Queer Charlotte: Homoerotics from Mina Laury to The Professor

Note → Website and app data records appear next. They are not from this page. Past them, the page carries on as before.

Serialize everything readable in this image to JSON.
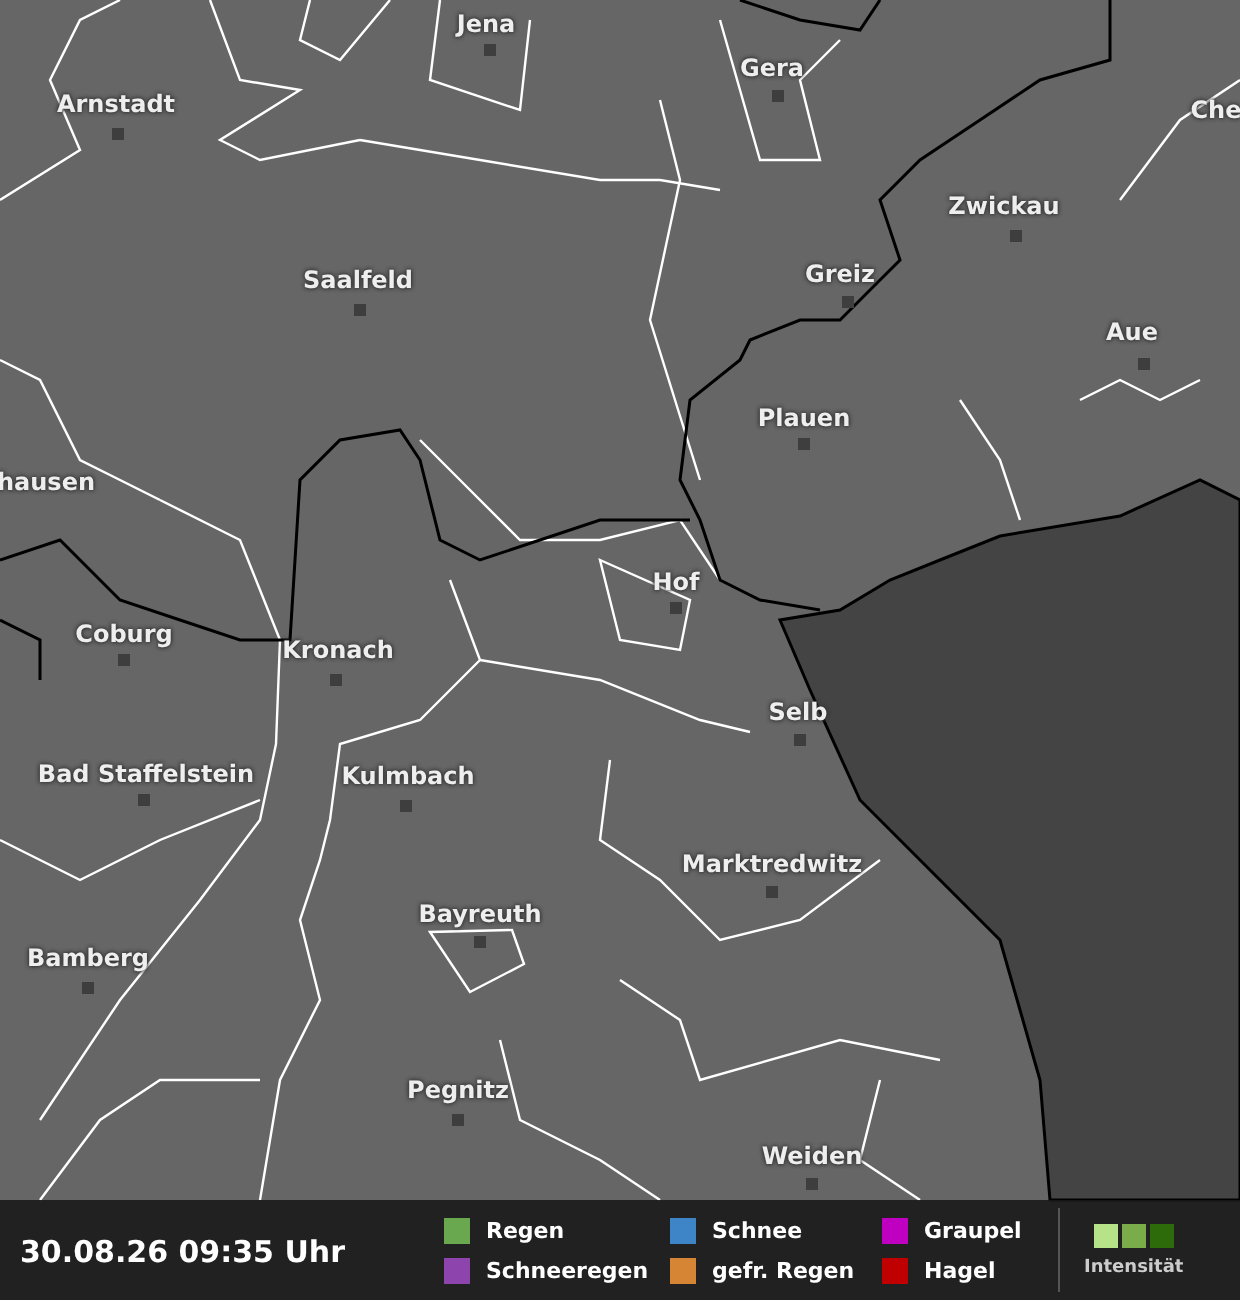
{
  "map": {
    "cities": [
      {
        "name": "Jena"
      },
      {
        "name": "Gera"
      },
      {
        "name": "Arnstadt"
      },
      {
        "name": "Che"
      },
      {
        "name": "Zwickau"
      },
      {
        "name": "Saalfeld"
      },
      {
        "name": "Greiz"
      },
      {
        "name": "Aue"
      },
      {
        "name": "Plauen"
      },
      {
        "name": "hausen"
      },
      {
        "name": "Hof"
      },
      {
        "name": "Coburg"
      },
      {
        "name": "Kronach"
      },
      {
        "name": "Selb"
      },
      {
        "name": "Bad Staffelstein"
      },
      {
        "name": "Kulmbach"
      },
      {
        "name": "Marktredwitz"
      },
      {
        "name": "Bayreuth"
      },
      {
        "name": "Bamberg"
      },
      {
        "name": "Pegnitz"
      },
      {
        "name": "Weiden"
      }
    ]
  },
  "footer": {
    "timestamp": "30.08.26 09:35 Uhr",
    "legend": [
      {
        "label": "Regen",
        "color": "#6aa84f"
      },
      {
        "label": "Schneeregen",
        "color": "#8e44ad"
      },
      {
        "label": "Schnee",
        "color": "#3d85c6"
      },
      {
        "label": "gefr. Regen",
        "color": "#d68535"
      },
      {
        "label": "Graupel",
        "color": "#c000c0"
      },
      {
        "label": "Hagel",
        "color": "#c00000"
      }
    ],
    "intensity": {
      "label": "Intensität",
      "levels": [
        {
          "color": "#b6e388"
        },
        {
          "color": "#7aad4a"
        },
        {
          "color": "#2d6a0a"
        }
      ]
    }
  }
}
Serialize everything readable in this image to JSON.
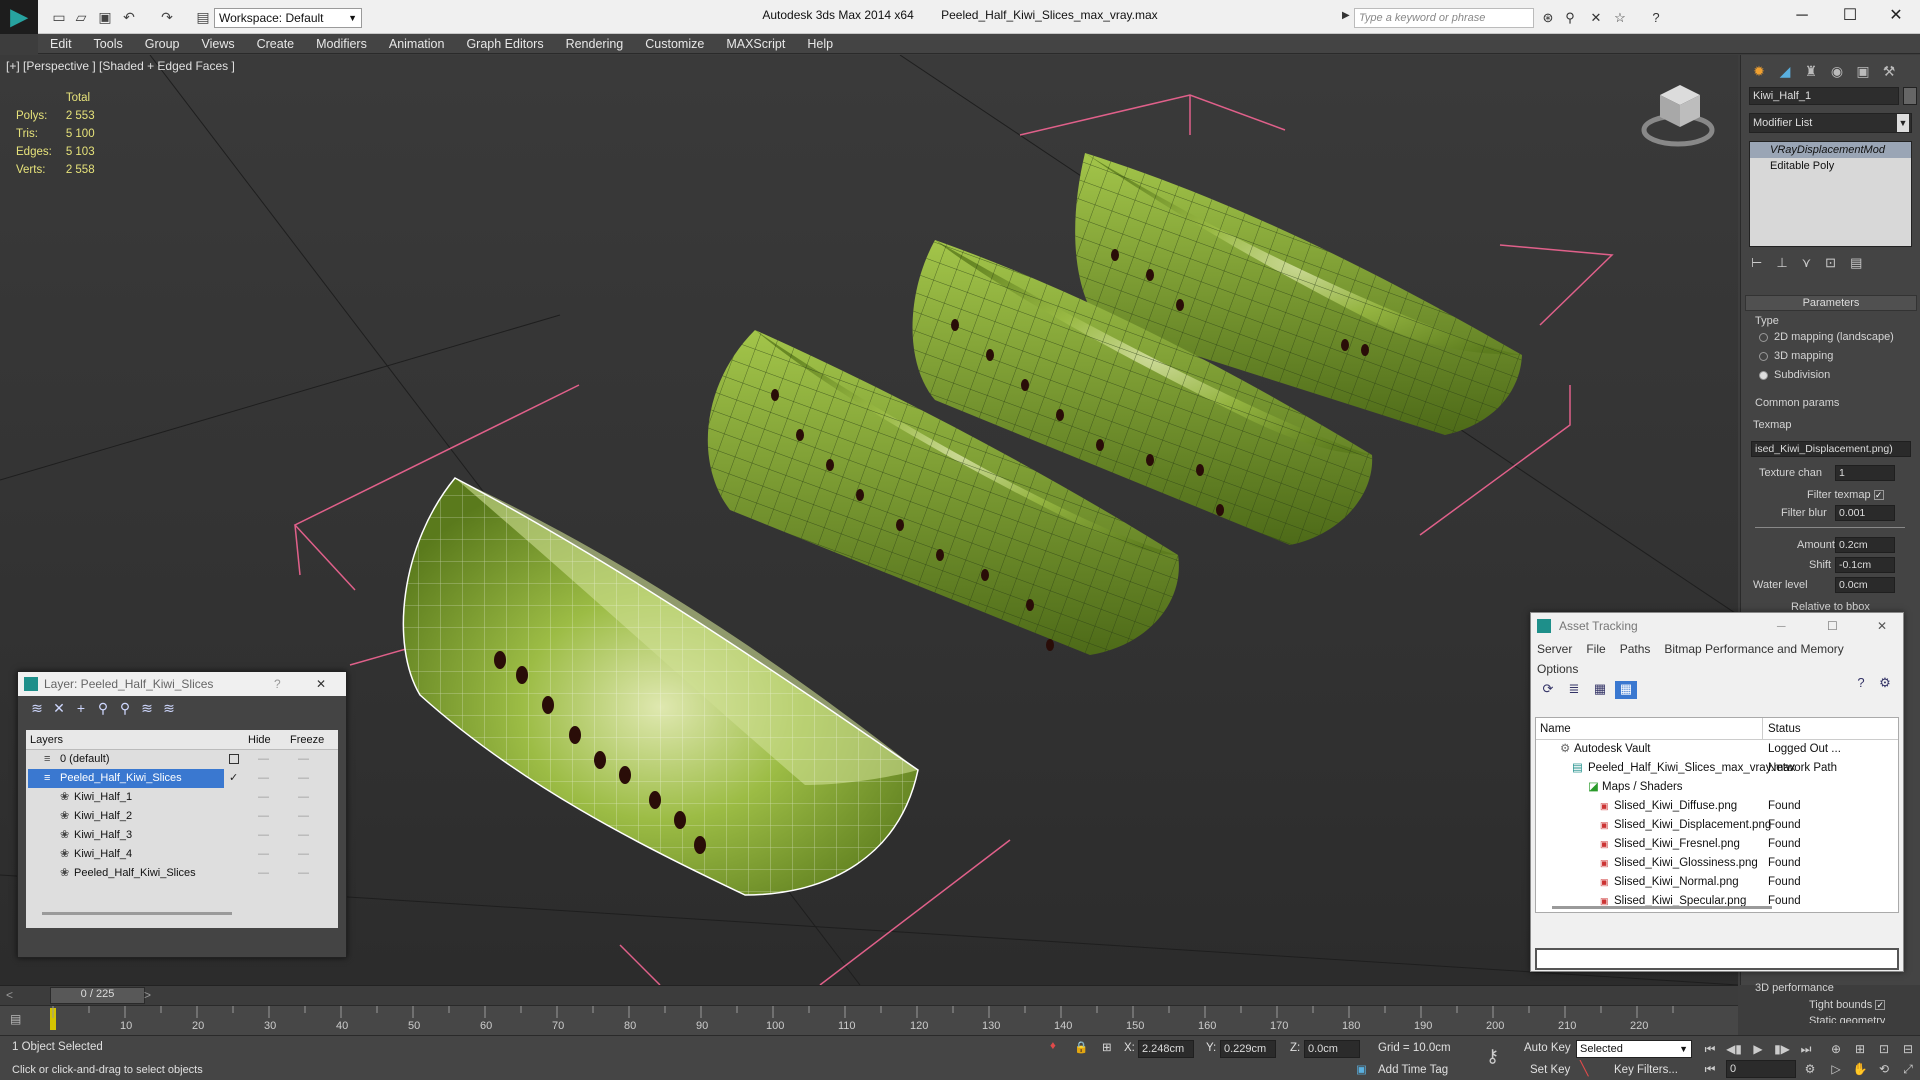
{
  "app": {
    "name": "Autodesk 3ds Max  2014 x64",
    "file": "Peeled_Half_Kiwi_Slices_max_vray.max",
    "workspace": "Workspace: Default",
    "search_placeholder": "Type a keyword or phrase"
  },
  "menu": [
    "Edit",
    "Tools",
    "Group",
    "Views",
    "Create",
    "Modifiers",
    "Animation",
    "Graph Editors",
    "Rendering",
    "Customize",
    "MAXScript",
    "Help"
  ],
  "viewport": {
    "label": "[+] [Perspective ] [Shaded + Edged Faces ]",
    "stats": {
      "header": "Total",
      "rows": [
        {
          "label": "Polys:",
          "value": "2 553"
        },
        {
          "label": "Tris:",
          "value": "5 100"
        },
        {
          "label": "Edges:",
          "value": "5 103"
        },
        {
          "label": "Verts:",
          "value": "2 558"
        }
      ]
    }
  },
  "command_panel": {
    "object_name": "Kiwi_Half_1",
    "modifier_list": "Modifier List",
    "stack": [
      "VRayDisplacementMod",
      "Editable Poly"
    ],
    "rollout_title": "Parameters",
    "type_label": "Type",
    "type_options": [
      "2D mapping (landscape)",
      "3D mapping",
      "Subdivision"
    ],
    "common_params": "Common params",
    "texmap_label": "Texmap",
    "texmap_value": "ised_Kiwi_Displacement.png)",
    "texture_chan_label": "Texture chan",
    "texture_chan_value": "1",
    "filter_texmap_label": "Filter texmap",
    "filter_blur_label": "Filter blur",
    "filter_blur_value": "0.001",
    "amount_label": "Amount",
    "amount_value": "0.2cm",
    "shift_label": "Shift",
    "shift_value": "-0.1cm",
    "water_label": "Water level",
    "water_value": "0.0cm",
    "relative_label": "Relative to bbox",
    "perf_label": "3D performance",
    "tight_label": "Tight bounds",
    "static_label": "Static geometry"
  },
  "layer_window": {
    "title": "Layer: Peeled_Half_Kiwi_Slices",
    "col_layers": "Layers",
    "col_hide": "Hide",
    "col_freeze": "Freeze",
    "rows": [
      {
        "name": "0 (default)",
        "indent": 1
      },
      {
        "name": "Peeled_Half_Kiwi_Slices",
        "indent": 1
      },
      {
        "name": "Kiwi_Half_1",
        "indent": 2
      },
      {
        "name": "Kiwi_Half_2",
        "indent": 2
      },
      {
        "name": "Kiwi_Half_3",
        "indent": 2
      },
      {
        "name": "Kiwi_Half_4",
        "indent": 2
      },
      {
        "name": "Peeled_Half_Kiwi_Slices",
        "indent": 2
      }
    ]
  },
  "asset_window": {
    "title": "Asset Tracking",
    "menu": [
      "Server",
      "File",
      "Paths",
      "Bitmap Performance and Memory"
    ],
    "menu2": "Options",
    "col_name": "Name",
    "col_status": "Status",
    "rows": [
      {
        "name": "Autodesk Vault",
        "status": "Logged Out ...",
        "level": 1
      },
      {
        "name": "Peeled_Half_Kiwi_Slices_max_vray.max",
        "status": "Network Path",
        "level": 2
      },
      {
        "name": "Maps / Shaders",
        "status": "",
        "level": 3
      },
      {
        "name": "Slised_Kiwi_Diffuse.png",
        "status": "Found",
        "level": 4
      },
      {
        "name": "Slised_Kiwi_Displacement.png",
        "status": "Found",
        "level": 4
      },
      {
        "name": "Slised_Kiwi_Fresnel.png",
        "status": "Found",
        "level": 4
      },
      {
        "name": "Slised_Kiwi_Glossiness.png",
        "status": "Found",
        "level": 4
      },
      {
        "name": "Slised_Kiwi_Normal.png",
        "status": "Found",
        "level": 4
      },
      {
        "name": "Slised_Kiwi_Specular.png",
        "status": "Found",
        "level": 4
      }
    ]
  },
  "timeline": {
    "frame_counter": "0 / 225",
    "ticks": [
      "0",
      "10",
      "20",
      "30",
      "40",
      "50",
      "60",
      "70",
      "80",
      "90",
      "100",
      "110",
      "120",
      "130",
      "140",
      "150",
      "160",
      "170",
      "180",
      "190",
      "200",
      "210",
      "220"
    ]
  },
  "status": {
    "selection": "1 Object Selected",
    "prompt": "Click or click-and-drag to select objects",
    "x_label": "X:",
    "x_value": "2.248cm",
    "y_label": "Y:",
    "y_value": "0.229cm",
    "z_label": "Z:",
    "z_value": "0.0cm",
    "grid": "Grid = 10.0cm",
    "add_time_tag": "Add Time Tag",
    "auto_key": "Auto Key",
    "set_key": "Set Key",
    "selected": "Selected",
    "key_filters": "Key Filters...",
    "frame": "0"
  },
  "colors": {
    "stats_yellow": "#e6e27a",
    "kiwi_green": "#7fa12c",
    "bbox_pink": "#e0608a",
    "selection_blue": "#3a78d0"
  }
}
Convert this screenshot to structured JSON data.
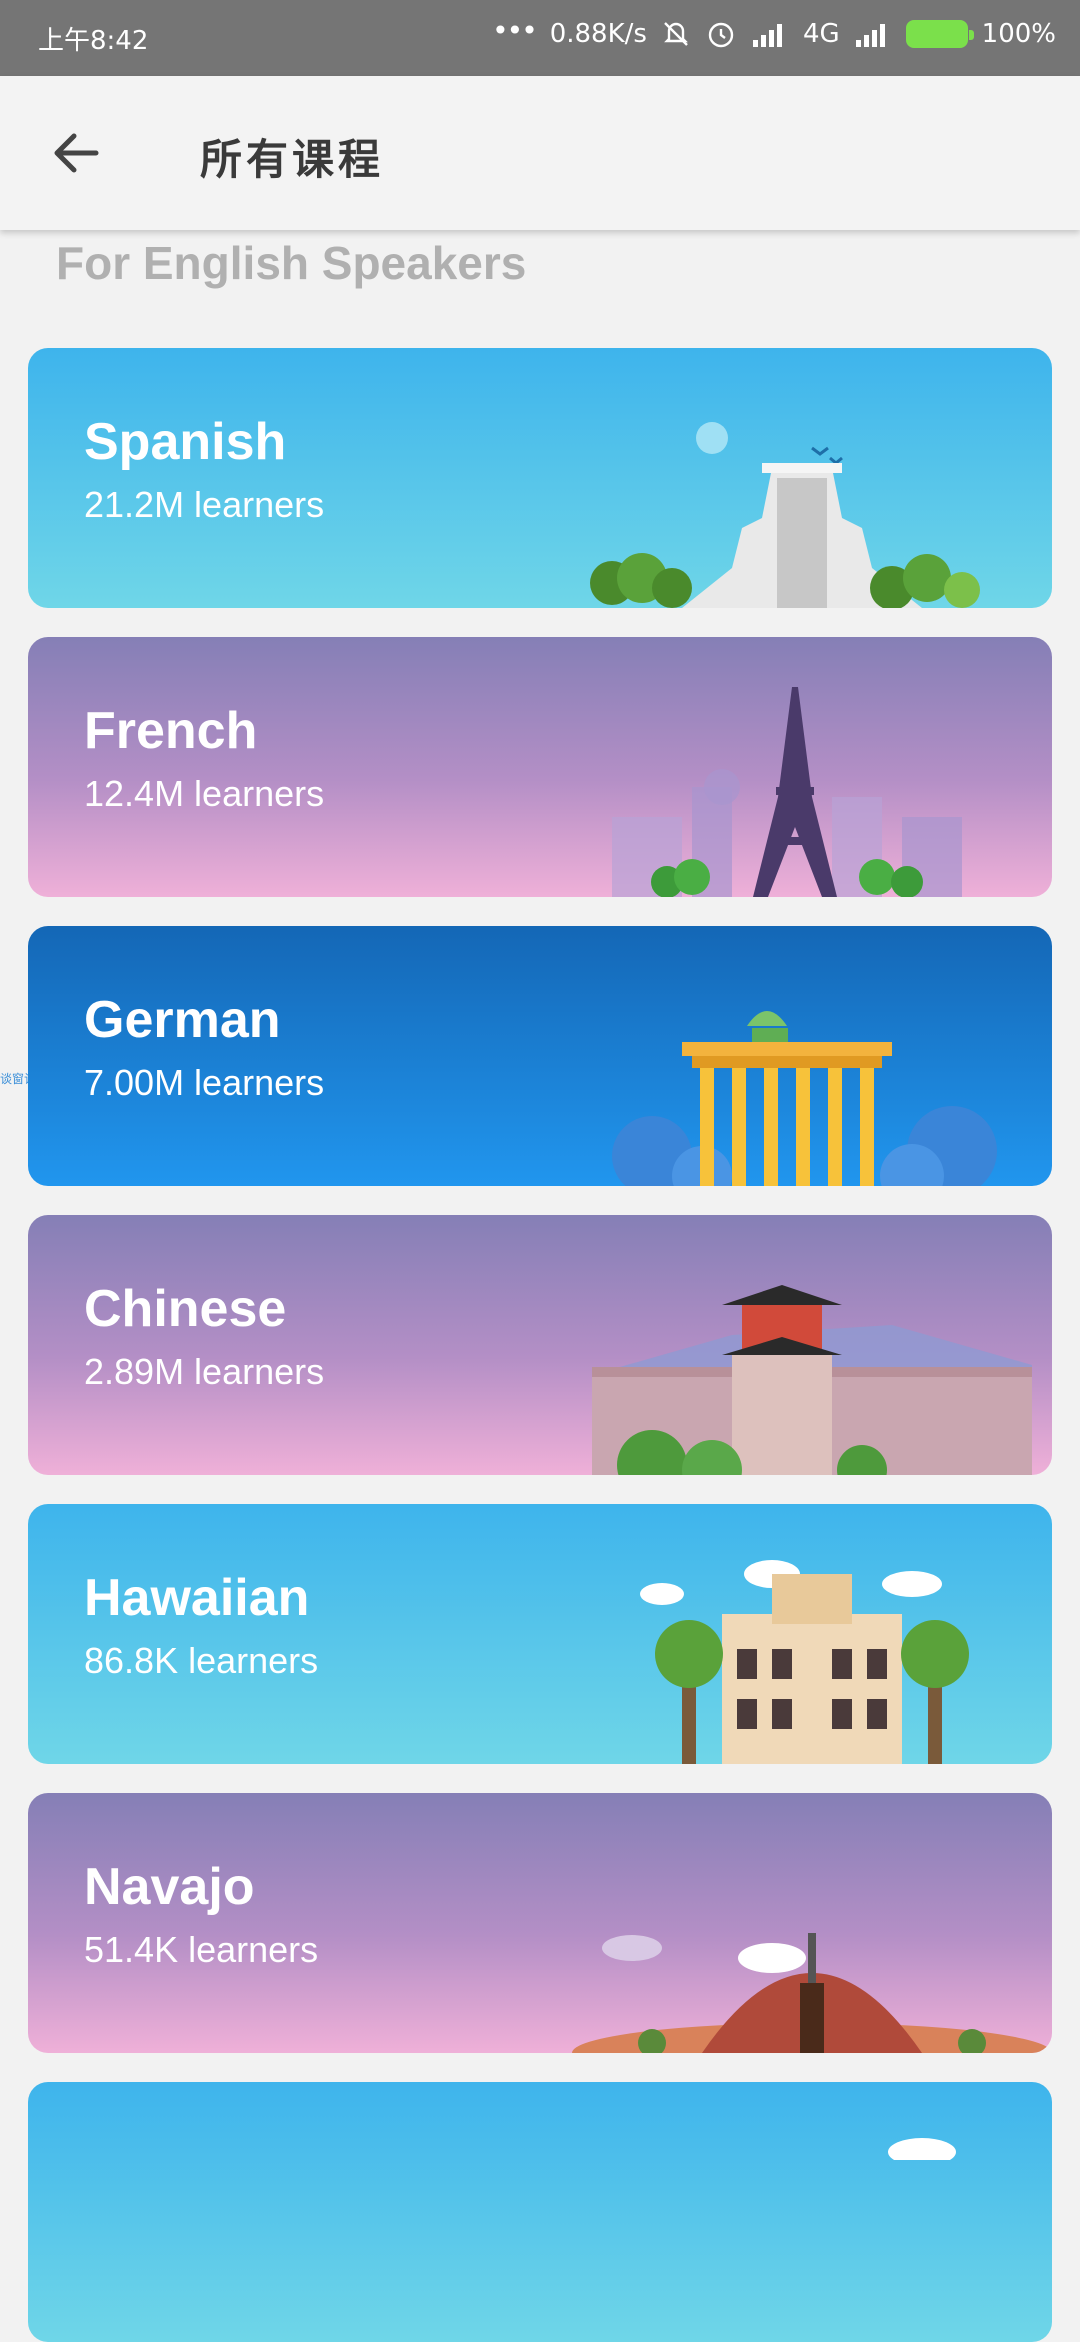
{
  "status_bar": {
    "time": "上午8:42",
    "network_speed": "0.88K/s",
    "network_type": "4G",
    "battery": "100%",
    "icons": [
      "dots-icon",
      "mute-icon",
      "alarm-icon",
      "signal-icon",
      "signal-icon",
      "battery-charging-icon"
    ]
  },
  "app_bar": {
    "back_icon": "arrow-left-icon",
    "title": "所有课程"
  },
  "section": {
    "title": "For English Speakers"
  },
  "side_label": "谈窗记录",
  "courses": [
    {
      "name": "Spanish",
      "learners": "21.2M learners",
      "theme": "blue",
      "illustration": "pyramid-icon"
    },
    {
      "name": "French",
      "learners": "12.4M learners",
      "theme": "purple",
      "illustration": "eiffel-tower-icon"
    },
    {
      "name": "German",
      "learners": "7.00M learners",
      "theme": "deepblue",
      "illustration": "brandenburg-gate-icon"
    },
    {
      "name": "Chinese",
      "learners": "2.89M learners",
      "theme": "purple",
      "illustration": "great-wall-icon"
    },
    {
      "name": "Hawaiian",
      "learners": "86.8K learners",
      "theme": "blue",
      "illustration": "palace-icon"
    },
    {
      "name": "Navajo",
      "learners": "51.4K learners",
      "theme": "purple",
      "illustration": "hogan-icon"
    },
    {
      "name": "",
      "learners": "",
      "theme": "blue",
      "illustration": "clouds-icon"
    }
  ],
  "colors": {
    "blue_top": "#3eb4ec",
    "blue_bottom": "#6fd6e8",
    "purple_top": "#857fb6",
    "purple_bottom": "#efb0d8",
    "deepblue_top": "#1467b6",
    "deepblue_bottom": "#2196ee",
    "status_bar": "#757575"
  }
}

In an early passage of Charlotte Brontë’s novelette Mina Laury (written January 1838), a text that focuses upon Mina’s undying slavish love for the Byronic Duke of Zamorna, the Duke is disturbed by his enemy and father-in-law Earl Northangerland’s refusal to shake his hand to say goodbye. As Zamorna’s ignored wife Mary, Northangerland’s daughter, beseeches notice, Zamorna “coloured highly … for in truth he had forgotten her. He was thinking about her father” (Brontë, Tales 11). The intensity of the Zamorna (formerly Arthur Wellesley, Marquis of Douro) and Northangerland (formerly Alexander Rogue, then Alexander Percy) rivalry throughout the juvenilia and into the later novelette Mina Laury is a powerful early instance of same-sex obsession in Charlotte Brontë’s ﬁction. As Heather Glen states: “The two are from their ﬁrst meeting drawn to each other, but they soon become also enemies. Their love-hate relationship is to be central to the narrative of Angria” (“Background” lix). Homoerotic obsession recurs particularly in The Professor and Villette. While in The Professor it is the rivalry between the Crimsworth brothers and the love-hate relation between William Crimsworth and Hunsden that most vividly embodies this ﬁxation, in Villette it is the intense homoerotics of Lucy Snowe’s relationships with women – particularly with Ginevra Fanshawe – that are most evident. The homoerotics in Charlotte Brontë’s ﬁction also have an incestuous taint, as in Zamorna’s attraction to his wife’s father, who is also his own father-ﬁgure. Both the homoerotics and the incestuous undertones of same-sex attraction can be related to Brontë biography.